▶ [The data]
※

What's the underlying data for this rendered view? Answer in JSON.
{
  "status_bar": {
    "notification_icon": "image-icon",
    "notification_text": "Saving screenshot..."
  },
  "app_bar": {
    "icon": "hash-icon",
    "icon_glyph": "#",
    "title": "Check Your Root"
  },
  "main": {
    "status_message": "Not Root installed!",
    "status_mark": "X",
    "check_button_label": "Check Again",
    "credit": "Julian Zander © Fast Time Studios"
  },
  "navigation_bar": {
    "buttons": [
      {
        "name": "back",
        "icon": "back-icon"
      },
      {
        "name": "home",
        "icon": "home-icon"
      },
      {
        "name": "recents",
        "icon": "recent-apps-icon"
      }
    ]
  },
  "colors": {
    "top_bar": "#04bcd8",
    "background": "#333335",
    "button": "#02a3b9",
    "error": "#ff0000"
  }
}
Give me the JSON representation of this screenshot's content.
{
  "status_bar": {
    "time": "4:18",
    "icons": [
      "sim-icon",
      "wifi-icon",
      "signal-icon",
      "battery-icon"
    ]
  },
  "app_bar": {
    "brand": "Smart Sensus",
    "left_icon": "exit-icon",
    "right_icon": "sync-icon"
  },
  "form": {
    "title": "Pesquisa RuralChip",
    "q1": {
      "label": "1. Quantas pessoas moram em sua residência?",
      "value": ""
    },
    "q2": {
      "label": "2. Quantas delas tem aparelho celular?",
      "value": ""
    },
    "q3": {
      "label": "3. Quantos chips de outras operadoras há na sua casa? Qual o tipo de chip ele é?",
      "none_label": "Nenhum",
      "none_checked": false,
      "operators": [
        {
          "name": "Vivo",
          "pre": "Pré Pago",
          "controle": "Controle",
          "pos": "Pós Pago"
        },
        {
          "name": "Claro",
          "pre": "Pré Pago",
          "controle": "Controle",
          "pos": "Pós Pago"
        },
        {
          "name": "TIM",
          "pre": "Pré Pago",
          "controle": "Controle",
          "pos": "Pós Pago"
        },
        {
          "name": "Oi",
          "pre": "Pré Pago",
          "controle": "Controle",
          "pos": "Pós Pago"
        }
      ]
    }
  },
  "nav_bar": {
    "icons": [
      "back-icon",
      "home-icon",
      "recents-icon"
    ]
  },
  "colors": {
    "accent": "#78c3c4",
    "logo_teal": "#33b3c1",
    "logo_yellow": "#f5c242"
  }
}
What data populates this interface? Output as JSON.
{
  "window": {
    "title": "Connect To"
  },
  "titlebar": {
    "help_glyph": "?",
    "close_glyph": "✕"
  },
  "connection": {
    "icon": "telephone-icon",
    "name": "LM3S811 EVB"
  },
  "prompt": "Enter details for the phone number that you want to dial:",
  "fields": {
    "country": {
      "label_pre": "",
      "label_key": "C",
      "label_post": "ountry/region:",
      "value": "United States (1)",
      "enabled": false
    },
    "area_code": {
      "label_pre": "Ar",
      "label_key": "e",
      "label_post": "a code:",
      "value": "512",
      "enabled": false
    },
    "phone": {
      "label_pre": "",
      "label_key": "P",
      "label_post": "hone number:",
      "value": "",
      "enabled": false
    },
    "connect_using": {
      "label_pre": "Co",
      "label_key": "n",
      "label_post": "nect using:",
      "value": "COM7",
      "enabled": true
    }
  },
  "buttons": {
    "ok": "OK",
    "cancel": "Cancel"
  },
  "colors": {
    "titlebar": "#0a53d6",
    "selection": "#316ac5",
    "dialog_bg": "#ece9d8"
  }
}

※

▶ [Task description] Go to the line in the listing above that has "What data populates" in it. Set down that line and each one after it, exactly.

▶ [Result below]
What data populates this interface? Output as JSON.
{
  "window": {
    "title": "Connect To"
  },
  "titlebar": {
    "help_glyph": "?",
    "close_glyph": "✕"
  },
  "connection": {
    "icon": "telephone-icon",
    "name": "LM3S811 EVB"
  },
  "prompt": "Enter details for the phone number that you want to dial:",
  "fields": {
    "country": {
      "label_pre": "",
      "label_key": "C",
      "label_post": "ountry/region:",
      "value": "United States (1)",
      "enabled": false
    },
    "area_code": {
      "label_pre": "Ar",
      "label_key": "e",
      "label_post": "a code:",
      "value": "512",
      "enabled": false
    },
    "phone": {
      "label_pre": "",
      "label_key": "P",
      "label_post": "hone number:",
      "value": "",
      "enabled": false
    },
    "connect_using": {
      "label_pre": "Co",
      "label_key": "n",
      "label_post": "nect using:",
      "value": "COM7",
      "enabled": true
    }
  },
  "buttons": {
    "ok": "OK",
    "cancel": "Cancel"
  },
  "colors": {
    "titlebar": "#0a53d6",
    "selection": "#316ac5",
    "dialog_bg": "#ece9d8"
  }
}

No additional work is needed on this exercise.